It turns out that there are some valid physiological and psychological reasons for tuning in to the signals and messages coming from your gut.
Behind our “gut feelings” about a person or situation, or our nervous “butterflies” before a big event, is a whole network of neurons connecting our digestive tract to our brains. This network of neurons is so massive that more than a few scientists have begun referring to it as our “second brain”. Our digestive tract, which consists of a long tube about 27 feet long, is lined with 100 million neurons – far more than the spinal cord. These neurons can talk to our brain via a system of constant signaling, and it is speculated that many of our emotions are strongly influenced by the nerves in our gut. In fact approximately 90% of serotonin, a neurotransmitter which contributes to feelings of well-being and happiness, is located in the cells of the digestive tract. Its primary job there is to help regulate intestinal movements. Whereas in the central nervous system serotonin regulates mood, appetite and sleep. It also helps with memory and learning. Additionally, new research is now demonstrating how this “second brain” helps to develop our immune response. Seventy percent of our immune system is developed and aimed at the gut in order to identify, kill and expel foreign invaders.

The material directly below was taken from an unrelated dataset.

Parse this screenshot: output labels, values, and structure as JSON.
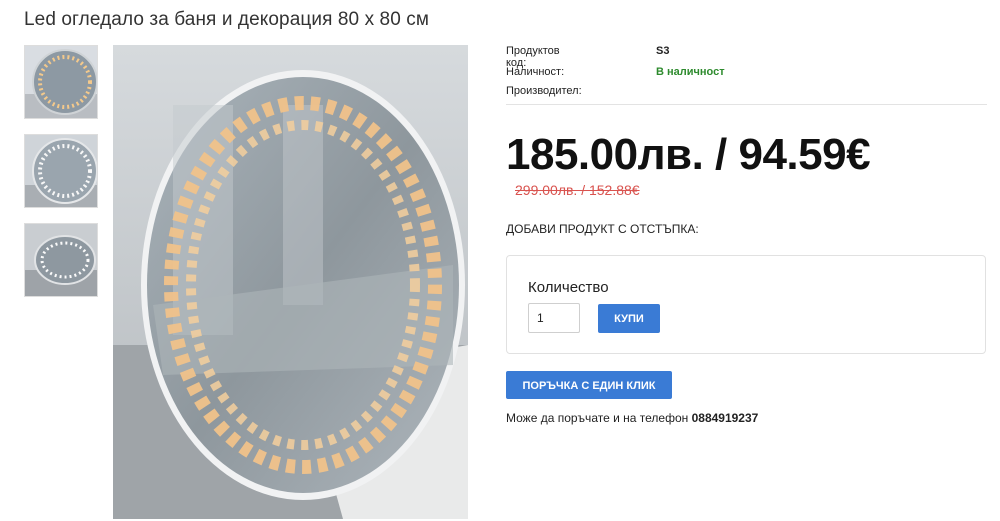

A strong and healthy immune system is your number one protection against all disease.
An unhealthy gut can mean an unhealthy immune system. Unfortunately, at least 20% of North Americans are estimated to be suffering from digestive disorders – in particular, IBS or irritable bowel syndrome. IBS symptoms can include: bloating, constipation, diarrhea, gas, mucous in the stool or cramping. Additionally, newer research is suggesting that almost 100 percent of individuals with mental health issues such as depression, anxiety, ADHD, ADD or schizophrenia may be suffering from undiagnosed food allergies or digestive disturbances. Other diseases can also be connected to IBS, including: candida, colon cancer, diabetes, gallbladder disease, malabsorption disorders, pancreatic insufficiency, ulcers and parasitic infections. Systemic disorders have been linked to IBS as well. For example, 25 percent of adults with IBS will have peripheral arthritis (ankles, knees and wrists). IBS is also related to skin disorders. All this implies that keeping our guts scrupulously healthy and well-functioning is vital to our overall mental and physical health.
So how do we keep our digestive tracts healthy? Listed below are a few suggestions to keep your 2nd brain happy and content:
Eat lots of naturally fermented foods (sauerkraut, yogurt, kefir, kimchee, kombucha) or take a probiotic supplement daily. Probiotic foods or supplements will support your gut’s natural immune system. The friendly bacteria found in these foods or supplements help the body to produce antibodies against pathogens.
Probiotics have also been found to:
- Reduce inflammation in the body
- Aid in the digestion and absorption of certain carbohydrates (for e.g. lactose)
- Produce vitamins such as vitamin K and B vitamins
- Promote mineral absorption
- Crowd out the bad bacteria
- Keep allergies under control
Avoid regular use of alcohol or tobacco as these items can irritate the lining of your stomach and colon. Also, please don’t eat processed foods – these foods are devoid of nutrients and often contain preservatives and chemicals which irritate the digestive tract.
Try to eat organic fruits and vegetables as much as possible.
Try to find out if you have food allergies. Visit your naturopathic doctor, holistic nutritionist, homeopath or allergist to determine possible allergenic culprits in your diet. Common allergens are: shrimp, lobster, crab, strawberries, chocolate, shellfish, peanuts, tree nuts, fish, gluten, dairy and eggs. Food allergies can inflame the digestive tract and stress the immune system.
Chew your food well. Chewing stimulates important enzymes which help you to break down and digest your food.
Include extra fibre in your diet. But be aware that some types of fibre are too ‘rough’ and do not agree with everyone (for example, bran). Examples of fibres which are more easily digested are: chia seeds, ground flax seeds, oat bran or psyllium.
Get regular exercise and drink lots of water – moving your body and staying well hydrated will keep things moving along nicely in your digestive tract. Our bodies were designed to move, not to sit.
Examine the sources of stress in your life and work to reduce this stress and your reactions to it. Research and testing has found that people who practice stress management (such as breathing exercises, meditation) have significant improvements in their digestive functioning.
Add herbs into your diet. Herbs that can be helpful to the digestive tract include: Ginger, Goldenseal, Chamomile, Artichoke, Calendula, Catnip, Milk Thistle, Fennel, Fenugreek, Gentian and Peppermint.
Be cautious about certain medications – a number of pharmaceutical drugs can damage or aggravate your gut. These include: antibiotics, anti-inflammatories and steroids.
If you listen to your gut carefully it can tell you a lot about your overall health. And, if you find that implementing the strategies suggested above don’t improve the health and happiness of your digestive tract then it would be wise to consult with a medical doctor to rule out some other underlying health problem.